(Interface dataset entries)
# # # # # # #

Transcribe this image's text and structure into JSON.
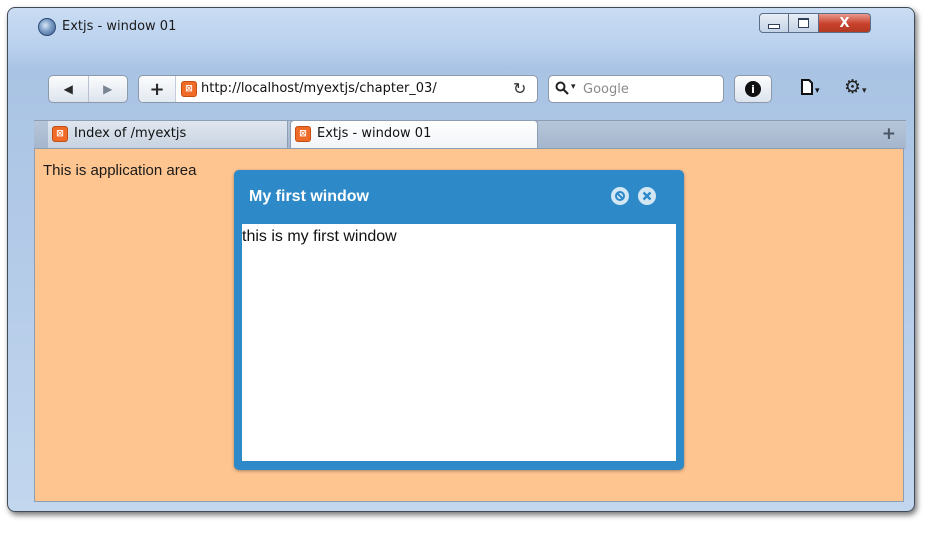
{
  "window": {
    "title": "Extjs - window 01",
    "min_icon": "minimize-icon",
    "max_icon": "maximize-icon",
    "close_label": "X"
  },
  "toolbar": {
    "back_icon": "◀",
    "forward_icon": "▶",
    "new_icon": "+",
    "url": "http://localhost/myextjs/chapter_03/",
    "reload_icon": "↻",
    "search_placeholder": "Google",
    "info_icon": "i",
    "page_icon": "page-menu-icon",
    "tools_icon": "gear-icon"
  },
  "tabs": [
    {
      "label": "Index of /myextjs",
      "active": false
    },
    {
      "label": "Extjs - window 01",
      "active": true
    }
  ],
  "new_tab_label": "+",
  "content": {
    "app_text": "This is application area",
    "background": "#ffc591"
  },
  "ext_window": {
    "title": "My first window",
    "body": "this is my first window",
    "header_color": "#2d89c8"
  }
}
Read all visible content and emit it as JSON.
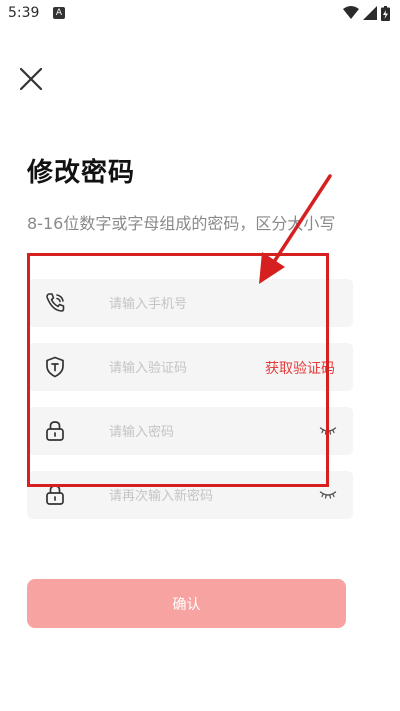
{
  "status_bar": {
    "time": "5:39",
    "notification_badge": "A",
    "icons": [
      "wifi-icon",
      "signal-icon",
      "battery-charging-icon"
    ]
  },
  "header": {
    "close_icon": "close-icon"
  },
  "page": {
    "title": "修改密码",
    "subtitle": "8-16位数字或字母组成的密码，区分大小写"
  },
  "form": {
    "phone": {
      "placeholder": "请输入手机号",
      "value": "",
      "icon": "phone-icon"
    },
    "code": {
      "placeholder": "请输入验证码",
      "value": "",
      "icon": "shield-icon",
      "get_code_label": "获取验证码"
    },
    "password": {
      "placeholder": "请输入密码",
      "value": "",
      "icon": "lock-icon",
      "toggle_icon": "eye-closed-icon"
    },
    "confirm_password": {
      "placeholder": "请再次输入新密码",
      "value": "",
      "icon": "lock-icon",
      "toggle_icon": "eye-closed-icon"
    },
    "submit_label": "确认"
  },
  "colors": {
    "accent": "#e23c3c",
    "button_bg": "#f7a3a2",
    "field_bg": "#f5f5f5",
    "annotation": "#d62020"
  }
}
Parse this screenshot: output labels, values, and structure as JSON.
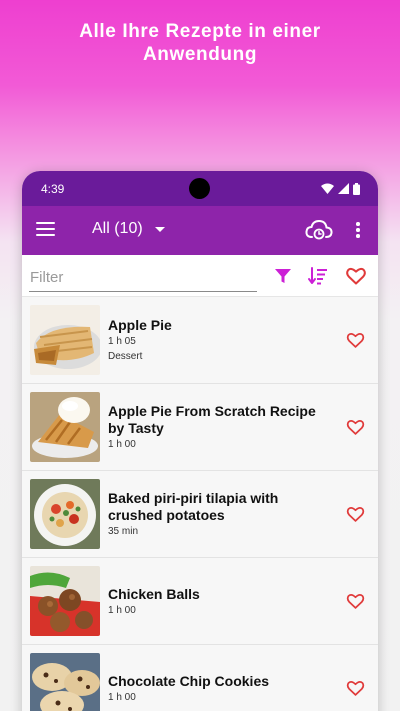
{
  "promo": {
    "line1": "Alle Ihre Rezepte in einer",
    "line2": "Anwendung"
  },
  "status_bar": {
    "time": "4:39"
  },
  "app_bar": {
    "category_label": "All (10)"
  },
  "filter": {
    "placeholder": "Filter"
  },
  "colors": {
    "accent": "#cc20d6",
    "favorite": "#e03a3a",
    "appbar": "#8e24aa",
    "statusbar": "#6a1b9a"
  },
  "recipes": [
    {
      "title": "Apple Pie",
      "time": "1 h 05",
      "category": "Dessert",
      "image": "apple-pie"
    },
    {
      "title": "Apple Pie From Scratch Recipe by Tasty",
      "time": "1 h 00",
      "category": "",
      "image": "apple-pie-ice-cream"
    },
    {
      "title": "Baked piri-piri tilapia with crushed potatoes",
      "time": "35 min",
      "category": "",
      "image": "tilapia-plate"
    },
    {
      "title": "Chicken Balls",
      "time": "1 h 00",
      "category": "",
      "image": "chicken-balls"
    },
    {
      "title": "Chocolate Chip Cookies",
      "time": "1 h 00",
      "category": "",
      "image": "cookies"
    }
  ]
}
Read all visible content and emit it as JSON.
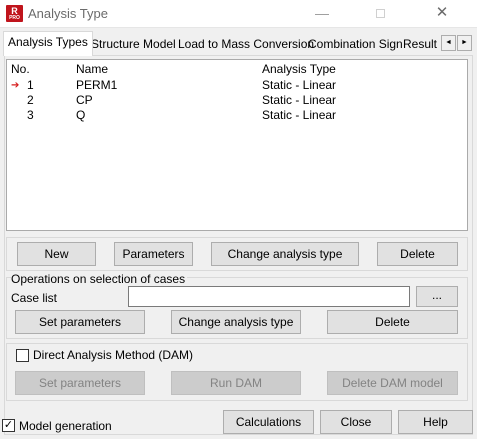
{
  "window": {
    "title": "Analysis Type",
    "app_icon_letter": "R",
    "app_icon_sub": "PRO",
    "minimize_glyph": "—",
    "close_glyph": "✕"
  },
  "tabs": [
    {
      "label": "Analysis Types",
      "active": true
    },
    {
      "label": "Structure Model"
    },
    {
      "label": "Load to Mass Conversion"
    },
    {
      "label": "Combination Sign"
    },
    {
      "label": "Result F"
    }
  ],
  "tab_scroll": {
    "left": "◄",
    "right": "►"
  },
  "list": {
    "columns": {
      "no": "No.",
      "name": "Name",
      "type": "Analysis Type"
    },
    "rows": [
      {
        "no": "1",
        "name": "PERM1",
        "type": "Static - Linear",
        "current": true
      },
      {
        "no": "2",
        "name": "CP",
        "type": "Static - Linear"
      },
      {
        "no": "3",
        "name": "Q",
        "type": "Static - Linear"
      }
    ],
    "current_marker": "➔"
  },
  "actions": {
    "new": "New",
    "parameters": "Parameters",
    "change_type": "Change analysis type",
    "delete": "Delete"
  },
  "operations": {
    "title": "Operations on selection of cases",
    "case_list_label": "Case list",
    "case_list_value": "",
    "browse": "...",
    "set_parameters": "Set parameters",
    "change_type": "Change analysis type",
    "delete": "Delete"
  },
  "dam": {
    "checkbox_label": "Direct Analysis Method (DAM)",
    "checked": false,
    "set_parameters": "Set parameters",
    "run": "Run DAM",
    "delete_model": "Delete DAM model"
  },
  "footer": {
    "model_generation_label": "Model generation",
    "model_generation_checked": true,
    "check_glyph": "✓",
    "calculations": "Calculations",
    "close": "Close",
    "help": "Help"
  }
}
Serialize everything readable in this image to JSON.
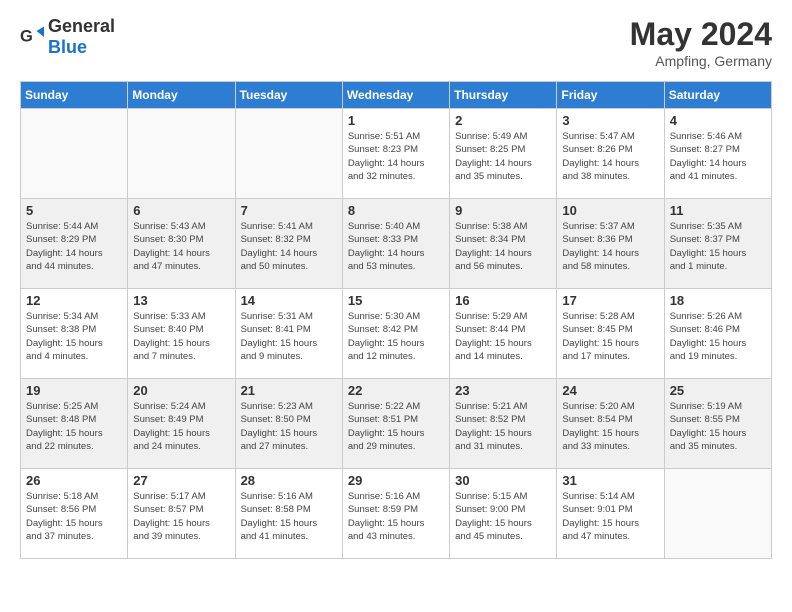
{
  "header": {
    "logo_general": "General",
    "logo_blue": "Blue",
    "month_title": "May 2024",
    "subtitle": "Ampfing, Germany"
  },
  "days_of_week": [
    "Sunday",
    "Monday",
    "Tuesday",
    "Wednesday",
    "Thursday",
    "Friday",
    "Saturday"
  ],
  "weeks": [
    [
      {
        "day": "",
        "info": ""
      },
      {
        "day": "",
        "info": ""
      },
      {
        "day": "",
        "info": ""
      },
      {
        "day": "1",
        "info": "Sunrise: 5:51 AM\nSunset: 8:23 PM\nDaylight: 14 hours\nand 32 minutes."
      },
      {
        "day": "2",
        "info": "Sunrise: 5:49 AM\nSunset: 8:25 PM\nDaylight: 14 hours\nand 35 minutes."
      },
      {
        "day": "3",
        "info": "Sunrise: 5:47 AM\nSunset: 8:26 PM\nDaylight: 14 hours\nand 38 minutes."
      },
      {
        "day": "4",
        "info": "Sunrise: 5:46 AM\nSunset: 8:27 PM\nDaylight: 14 hours\nand 41 minutes."
      }
    ],
    [
      {
        "day": "5",
        "info": "Sunrise: 5:44 AM\nSunset: 8:29 PM\nDaylight: 14 hours\nand 44 minutes."
      },
      {
        "day": "6",
        "info": "Sunrise: 5:43 AM\nSunset: 8:30 PM\nDaylight: 14 hours\nand 47 minutes."
      },
      {
        "day": "7",
        "info": "Sunrise: 5:41 AM\nSunset: 8:32 PM\nDaylight: 14 hours\nand 50 minutes."
      },
      {
        "day": "8",
        "info": "Sunrise: 5:40 AM\nSunset: 8:33 PM\nDaylight: 14 hours\nand 53 minutes."
      },
      {
        "day": "9",
        "info": "Sunrise: 5:38 AM\nSunset: 8:34 PM\nDaylight: 14 hours\nand 56 minutes."
      },
      {
        "day": "10",
        "info": "Sunrise: 5:37 AM\nSunset: 8:36 PM\nDaylight: 14 hours\nand 58 minutes."
      },
      {
        "day": "11",
        "info": "Sunrise: 5:35 AM\nSunset: 8:37 PM\nDaylight: 15 hours\nand 1 minute."
      }
    ],
    [
      {
        "day": "12",
        "info": "Sunrise: 5:34 AM\nSunset: 8:38 PM\nDaylight: 15 hours\nand 4 minutes."
      },
      {
        "day": "13",
        "info": "Sunrise: 5:33 AM\nSunset: 8:40 PM\nDaylight: 15 hours\nand 7 minutes."
      },
      {
        "day": "14",
        "info": "Sunrise: 5:31 AM\nSunset: 8:41 PM\nDaylight: 15 hours\nand 9 minutes."
      },
      {
        "day": "15",
        "info": "Sunrise: 5:30 AM\nSunset: 8:42 PM\nDaylight: 15 hours\nand 12 minutes."
      },
      {
        "day": "16",
        "info": "Sunrise: 5:29 AM\nSunset: 8:44 PM\nDaylight: 15 hours\nand 14 minutes."
      },
      {
        "day": "17",
        "info": "Sunrise: 5:28 AM\nSunset: 8:45 PM\nDaylight: 15 hours\nand 17 minutes."
      },
      {
        "day": "18",
        "info": "Sunrise: 5:26 AM\nSunset: 8:46 PM\nDaylight: 15 hours\nand 19 minutes."
      }
    ],
    [
      {
        "day": "19",
        "info": "Sunrise: 5:25 AM\nSunset: 8:48 PM\nDaylight: 15 hours\nand 22 minutes."
      },
      {
        "day": "20",
        "info": "Sunrise: 5:24 AM\nSunset: 8:49 PM\nDaylight: 15 hours\nand 24 minutes."
      },
      {
        "day": "21",
        "info": "Sunrise: 5:23 AM\nSunset: 8:50 PM\nDaylight: 15 hours\nand 27 minutes."
      },
      {
        "day": "22",
        "info": "Sunrise: 5:22 AM\nSunset: 8:51 PM\nDaylight: 15 hours\nand 29 minutes."
      },
      {
        "day": "23",
        "info": "Sunrise: 5:21 AM\nSunset: 8:52 PM\nDaylight: 15 hours\nand 31 minutes."
      },
      {
        "day": "24",
        "info": "Sunrise: 5:20 AM\nSunset: 8:54 PM\nDaylight: 15 hours\nand 33 minutes."
      },
      {
        "day": "25",
        "info": "Sunrise: 5:19 AM\nSunset: 8:55 PM\nDaylight: 15 hours\nand 35 minutes."
      }
    ],
    [
      {
        "day": "26",
        "info": "Sunrise: 5:18 AM\nSunset: 8:56 PM\nDaylight: 15 hours\nand 37 minutes."
      },
      {
        "day": "27",
        "info": "Sunrise: 5:17 AM\nSunset: 8:57 PM\nDaylight: 15 hours\nand 39 minutes."
      },
      {
        "day": "28",
        "info": "Sunrise: 5:16 AM\nSunset: 8:58 PM\nDaylight: 15 hours\nand 41 minutes."
      },
      {
        "day": "29",
        "info": "Sunrise: 5:16 AM\nSunset: 8:59 PM\nDaylight: 15 hours\nand 43 minutes."
      },
      {
        "day": "30",
        "info": "Sunrise: 5:15 AM\nSunset: 9:00 PM\nDaylight: 15 hours\nand 45 minutes."
      },
      {
        "day": "31",
        "info": "Sunrise: 5:14 AM\nSunset: 9:01 PM\nDaylight: 15 hours\nand 47 minutes."
      },
      {
        "day": "",
        "info": ""
      }
    ]
  ]
}
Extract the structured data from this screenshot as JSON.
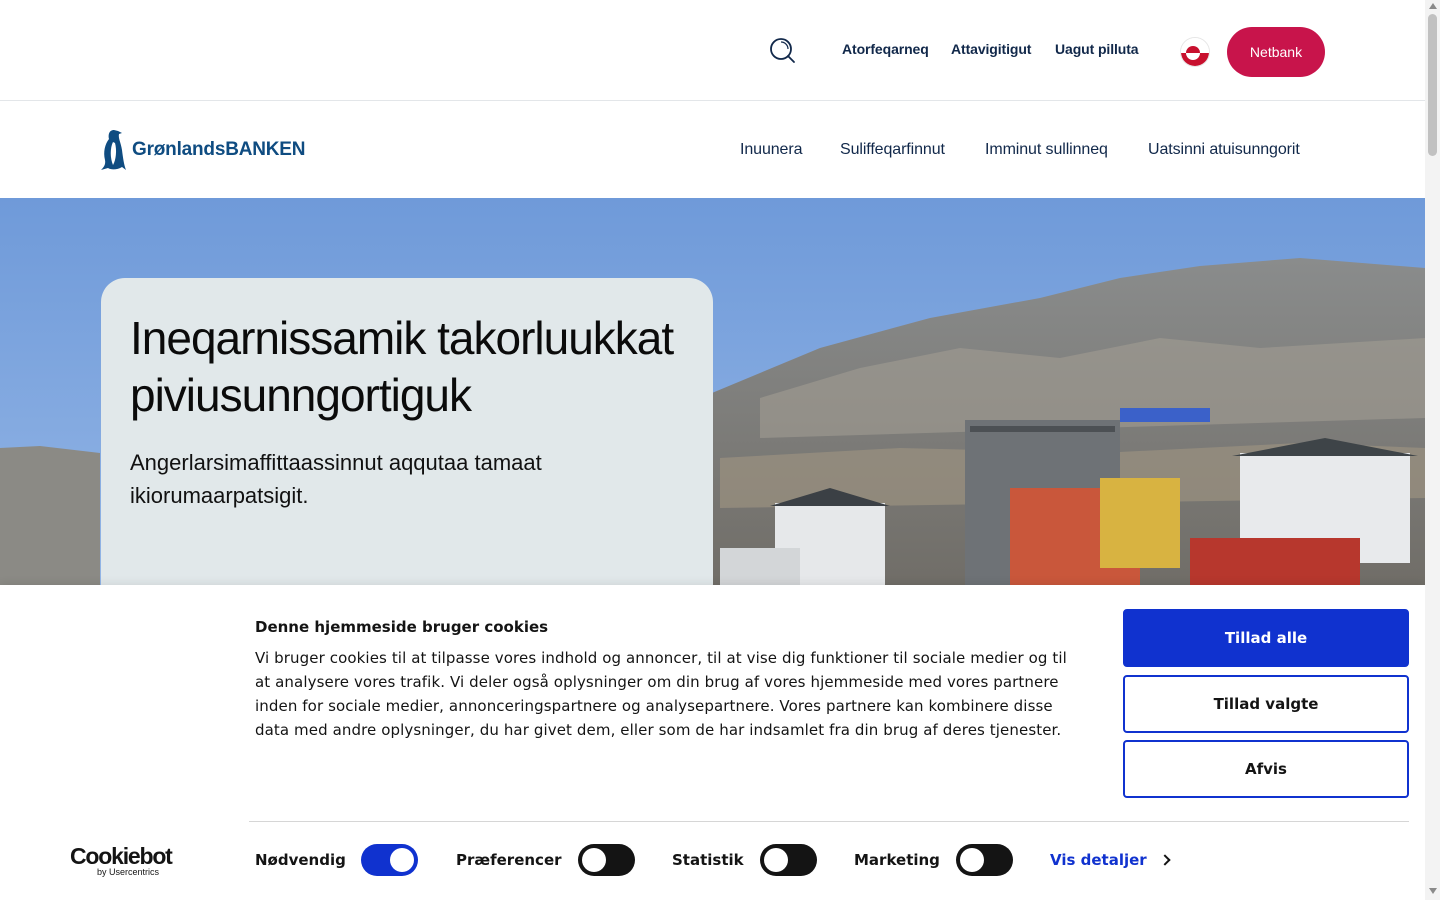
{
  "topbar": {
    "links": [
      "Atorfeqarneq",
      "Attavigitigut",
      "Uagut pilluta"
    ],
    "netbank_label": "Netbank",
    "search_icon": "search-icon",
    "language_icon": "greenland-flag-icon"
  },
  "brand": {
    "logo_text": "GrønlandsBANKEN",
    "logo_icon": "penguin-logo-icon",
    "color": "#0f4c81"
  },
  "nav": {
    "items": [
      "Inuunera",
      "Suliffeqarfinnut",
      "Imminut sullinneq",
      "Uatsinni atuisunngorit"
    ]
  },
  "hero": {
    "title": "Ineqarnissamik takorluukkat piviusunngortiguk",
    "subtitle": "Angerlarsimaffittaassinnut aqqutaa tamaat ikiorumaarpatsigit."
  },
  "cookie": {
    "title": "Denne hjemmeside bruger cookies",
    "body": "Vi bruger cookies til at tilpasse vores indhold og annoncer, til at vise dig funktioner til sociale medier og til at analysere vores trafik. Vi deler også oplysninger om din brug af vores hjemmeside med vores partnere inden for sociale medier, annonceringspartnere og analysepartnere. Vores partnere kan kombinere disse data med andre oplysninger, du har givet dem, eller som de har indsamlet fra din brug af deres tjenester.",
    "buttons": {
      "allow_all": "Tillad alle",
      "allow_selected": "Tillad valgte",
      "reject": "Afvis"
    },
    "toggles": [
      {
        "label": "Nødvendig",
        "on": true
      },
      {
        "label": "Præferencer",
        "on": false
      },
      {
        "label": "Statistik",
        "on": false
      },
      {
        "label": "Marketing",
        "on": false
      }
    ],
    "details_label": "Vis detaljer",
    "provider": {
      "name": "Cookiebot",
      "by": "by Usercentrics"
    }
  },
  "colors": {
    "netbank": "#c8144b",
    "cookie_primary": "#1032cf",
    "hero_card": "#e1e8ea"
  }
}
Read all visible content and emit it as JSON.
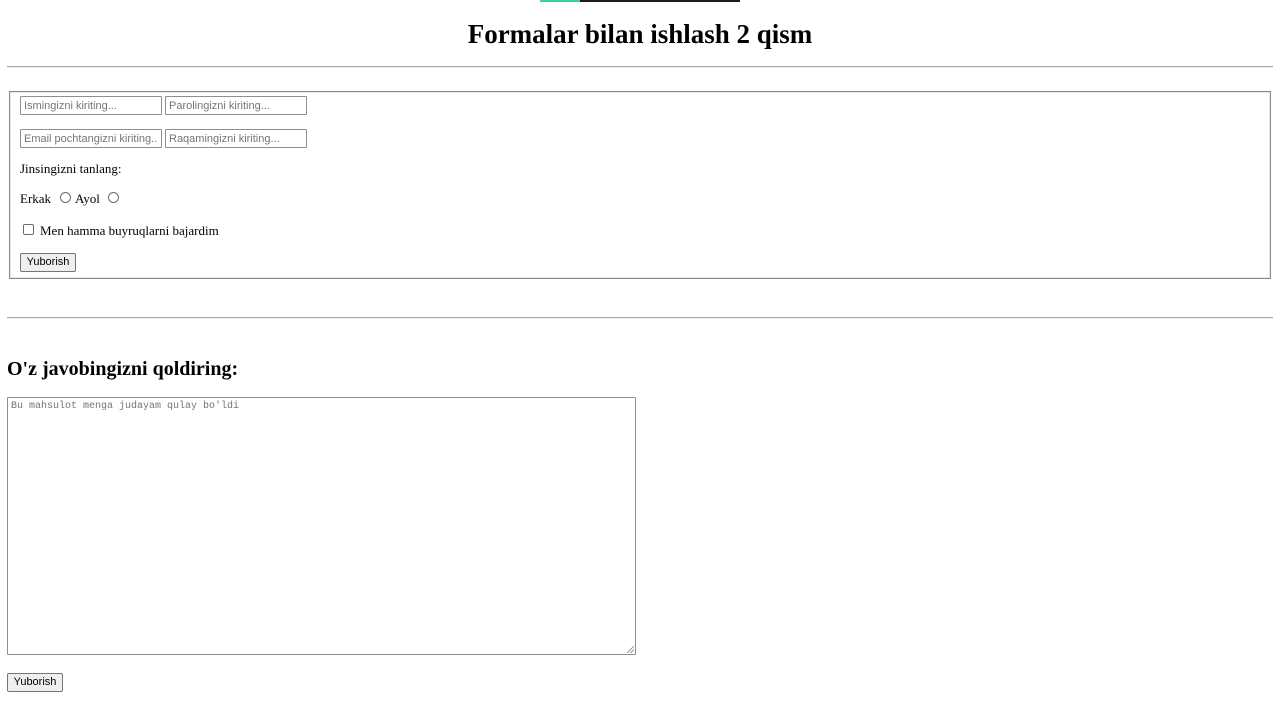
{
  "page": {
    "title": "Formalar bilan ishlash 2 qism"
  },
  "form": {
    "name_placeholder": "Ismingizni kiriting...",
    "password_placeholder": "Parolingizni kiriting...",
    "email_placeholder": "Email pochtangizni kiriting...",
    "phone_placeholder": "Raqamingizni kiriting...",
    "gender_label": "Jinsingizni tanlang:",
    "gender_options": [
      "Erkak",
      "Ayol"
    ],
    "agree_label": "Men hamma buyruqlarni bajardim",
    "submit_label": "Yuborish"
  },
  "feedback": {
    "title": "O'z javobingizni qoldiring:",
    "textarea_placeholder": "Bu mahsulot menga judayam qulay bo'ldi",
    "submit_label": "Yuborish"
  },
  "colors": {
    "accent": "#3fcf9a",
    "border": "#8f8f8f",
    "button_bg": "#efefef"
  }
}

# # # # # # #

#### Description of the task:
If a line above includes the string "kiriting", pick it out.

#### Answer section:
    "name_placeholder": "Ismingizni kiriting...",
    "password_placeholder": "Parolingizni kiriting...",
    "email_placeholder": "Email pochtangizni kiriting...",
    "phone_placeholder": "Raqamingizni kiriting...",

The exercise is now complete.